Send to

Choose Destination
See comment in PubMed Commons below
Semin Cancer Biol. 2015 Aug;33:3-15. doi: 10.1016/j.semcancer.2015.04.002. Epub 2015 Apr 25.

Cell intrinsic and extrinsic activators of the unfolded protein response in cancer: Mechanisms and targets for therapy.

Author information

1
Department of Radiation Oncology, Perelman University School of Medicine, University of Pennsylvania, Philadelphia, PA 19104, USA; Program in Cell and Molecular Biology, Perelman University School of Medicine, University of Pennsylvania, Philadelphia, PA 19104, USA.
2
Department of Radiation Oncology, Perelman University School of Medicine, University of Pennsylvania, Philadelphia, PA 19104, USA.
3
Department of Radiation Oncology, Perelman University School of Medicine, University of Pennsylvania, Philadelphia, PA 19104, USA. Electronic address: costas.koumenis@uphs.upenn.edu.

Abstract

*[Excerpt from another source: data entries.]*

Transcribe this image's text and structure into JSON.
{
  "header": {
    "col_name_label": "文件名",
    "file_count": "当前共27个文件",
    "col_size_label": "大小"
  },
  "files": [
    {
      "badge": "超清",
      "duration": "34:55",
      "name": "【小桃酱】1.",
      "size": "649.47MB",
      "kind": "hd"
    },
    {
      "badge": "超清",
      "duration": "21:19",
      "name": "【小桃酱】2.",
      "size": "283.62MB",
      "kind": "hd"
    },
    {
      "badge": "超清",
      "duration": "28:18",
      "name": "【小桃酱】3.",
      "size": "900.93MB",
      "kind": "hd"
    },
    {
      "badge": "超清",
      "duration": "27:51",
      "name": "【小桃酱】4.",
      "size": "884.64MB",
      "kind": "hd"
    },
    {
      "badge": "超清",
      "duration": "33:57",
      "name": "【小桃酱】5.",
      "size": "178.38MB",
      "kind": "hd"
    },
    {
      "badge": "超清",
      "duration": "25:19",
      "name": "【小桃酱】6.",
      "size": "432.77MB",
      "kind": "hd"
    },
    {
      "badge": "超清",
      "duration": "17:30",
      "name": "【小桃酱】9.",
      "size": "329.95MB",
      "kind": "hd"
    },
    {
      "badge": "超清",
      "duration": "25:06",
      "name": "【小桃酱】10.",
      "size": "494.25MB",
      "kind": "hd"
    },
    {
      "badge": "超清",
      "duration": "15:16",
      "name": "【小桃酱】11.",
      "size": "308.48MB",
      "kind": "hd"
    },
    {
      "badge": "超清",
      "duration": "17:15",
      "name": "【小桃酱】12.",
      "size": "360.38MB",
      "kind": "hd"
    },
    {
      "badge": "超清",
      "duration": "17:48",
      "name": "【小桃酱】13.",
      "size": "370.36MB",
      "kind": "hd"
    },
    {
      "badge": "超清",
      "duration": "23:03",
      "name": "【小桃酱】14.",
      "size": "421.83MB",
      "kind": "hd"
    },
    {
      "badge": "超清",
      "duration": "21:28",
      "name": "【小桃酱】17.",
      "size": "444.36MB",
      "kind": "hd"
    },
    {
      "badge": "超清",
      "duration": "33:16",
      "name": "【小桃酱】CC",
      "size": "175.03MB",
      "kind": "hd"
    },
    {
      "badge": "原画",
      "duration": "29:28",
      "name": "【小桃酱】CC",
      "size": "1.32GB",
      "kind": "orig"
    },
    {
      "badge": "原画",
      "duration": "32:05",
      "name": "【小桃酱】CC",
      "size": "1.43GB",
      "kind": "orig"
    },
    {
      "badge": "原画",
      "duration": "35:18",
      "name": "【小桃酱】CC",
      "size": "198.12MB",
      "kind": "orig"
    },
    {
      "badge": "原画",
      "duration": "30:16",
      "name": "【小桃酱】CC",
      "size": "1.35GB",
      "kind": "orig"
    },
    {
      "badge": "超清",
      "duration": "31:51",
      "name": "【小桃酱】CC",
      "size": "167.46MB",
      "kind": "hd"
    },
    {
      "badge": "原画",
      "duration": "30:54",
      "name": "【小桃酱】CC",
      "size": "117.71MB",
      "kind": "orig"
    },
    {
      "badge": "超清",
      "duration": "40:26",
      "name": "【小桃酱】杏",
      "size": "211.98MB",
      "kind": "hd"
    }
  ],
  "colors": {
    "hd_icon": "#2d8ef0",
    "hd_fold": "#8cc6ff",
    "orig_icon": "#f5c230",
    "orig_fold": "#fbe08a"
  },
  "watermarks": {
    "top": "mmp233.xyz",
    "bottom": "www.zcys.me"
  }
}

A variety of cell intrinsic or extrinsic stresses evoke perturbations in the folding environment of the endoplasmic reticulum (ER), collectively known as ER stress. Adaptation to stress and re-establishment of ER homeostasis is achieved by activation of an integrated signal transduction pathway called the unfolded protein response (UPR). Both ER stress and UPR activation have been implicated in a variety of human cancers. Although at early stages or physiological conditions of ER stress, the UPR generally promotes survival, when the stress becomes more stringent or prolonged, its role can switch to a pro-cell death one. Here, we discuss historical and recent evidence supporting an involvement of the UPR in malignancy, describe the main mechanisms by which tumor cells overcome ER stress to promote their survival, tumor progression and metastasis and discuss the current state of efforts to develop therapeutic approaches of targeting the UPR.

KEYWORDS:

Cancer; ER stress; Therapeutic approaches; Tumorigenesis; UPR

PMID:
25920797
PMCID:
PMC4523493
DOI:
10.1016/j.semcancer.2015.04.002
[Indexed for MEDLINE]
Free PMC Article
PubMed Commons home

PubMed Commons

0 comments
How to join PubMed Commons

    Supplemental Content

    Full text links

    Icon for Elsevier Science Icon for PubMed Central
    Loading ...
    Support Center